- _What is needed_
Your output should be the listing itself, repeated exactly.

== Segment start ==

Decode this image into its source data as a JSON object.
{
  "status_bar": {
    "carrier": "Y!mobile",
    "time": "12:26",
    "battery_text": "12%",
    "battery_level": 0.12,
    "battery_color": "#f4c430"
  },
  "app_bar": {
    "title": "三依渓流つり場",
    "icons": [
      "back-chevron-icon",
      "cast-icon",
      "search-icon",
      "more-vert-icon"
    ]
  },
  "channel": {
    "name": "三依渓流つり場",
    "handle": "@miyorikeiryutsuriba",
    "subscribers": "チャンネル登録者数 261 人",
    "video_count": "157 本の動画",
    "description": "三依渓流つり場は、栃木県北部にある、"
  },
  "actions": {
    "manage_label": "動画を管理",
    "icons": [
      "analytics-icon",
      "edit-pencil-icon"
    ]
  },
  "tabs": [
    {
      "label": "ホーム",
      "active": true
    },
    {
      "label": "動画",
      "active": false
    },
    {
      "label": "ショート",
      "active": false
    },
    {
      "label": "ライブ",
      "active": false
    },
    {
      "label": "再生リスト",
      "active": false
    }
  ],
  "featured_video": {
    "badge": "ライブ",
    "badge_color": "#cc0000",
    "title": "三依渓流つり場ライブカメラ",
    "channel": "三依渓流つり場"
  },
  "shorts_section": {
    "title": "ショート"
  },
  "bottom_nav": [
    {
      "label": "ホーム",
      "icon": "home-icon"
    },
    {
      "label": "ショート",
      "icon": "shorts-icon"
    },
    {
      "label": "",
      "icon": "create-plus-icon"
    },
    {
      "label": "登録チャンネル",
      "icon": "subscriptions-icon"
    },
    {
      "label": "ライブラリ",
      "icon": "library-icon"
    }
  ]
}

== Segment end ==

- _The answer_
Decode this image into its source data as a JSON object.
{
  "status_bar": {
    "carrier": "Y!mobile",
    "time": "12:26",
    "battery_text": "12%",
    "battery_level": 0.12,
    "battery_color": "#f4c430"
  },
  "app_bar": {
    "title": "三依渓流つり場",
    "icons": [
      "back-chevron-icon",
      "cast-icon",
      "search-icon",
      "more-vert-icon"
    ]
  },
  "channel": {
    "name": "三依渓流つり場",
    "handle": "@miyorikeiryutsuriba",
    "subscribers": "チャンネル登録者数 261 人",
    "video_count": "157 本の動画",
    "description": "三依渓流つり場は、栃木県北部にある、"
  },
  "actions": {
    "manage_label": "動画を管理",
    "icons": [
      "analytics-icon",
      "edit-pencil-icon"
    ]
  },
  "tabs": [
    {
      "label": "ホーム",
      "active": true
    },
    {
      "label": "動画",
      "active": false
    },
    {
      "label": "ショート",
      "active": false
    },
    {
      "label": "ライブ",
      "active": false
    },
    {
      "label": "再生リスト",
      "active": false
    }
  ],
  "featured_video": {
    "badge": "ライブ",
    "badge_color": "#cc0000",
    "title": "三依渓流つり場ライブカメラ",
    "channel": "三依渓流つり場"
  },
  "shorts_section": {
    "title": "ショート"
  },
  "bottom_nav": [
    {
      "label": "ホーム",
      "icon": "home-icon"
    },
    {
      "label": "ショート",
      "icon": "shorts-icon"
    },
    {
      "label": "",
      "icon": "create-plus-icon"
    },
    {
      "label": "登録チャンネル",
      "icon": "subscriptions-icon"
    },
    {
      "label": "ライブラリ",
      "icon": "library-icon"
    }
  ]
}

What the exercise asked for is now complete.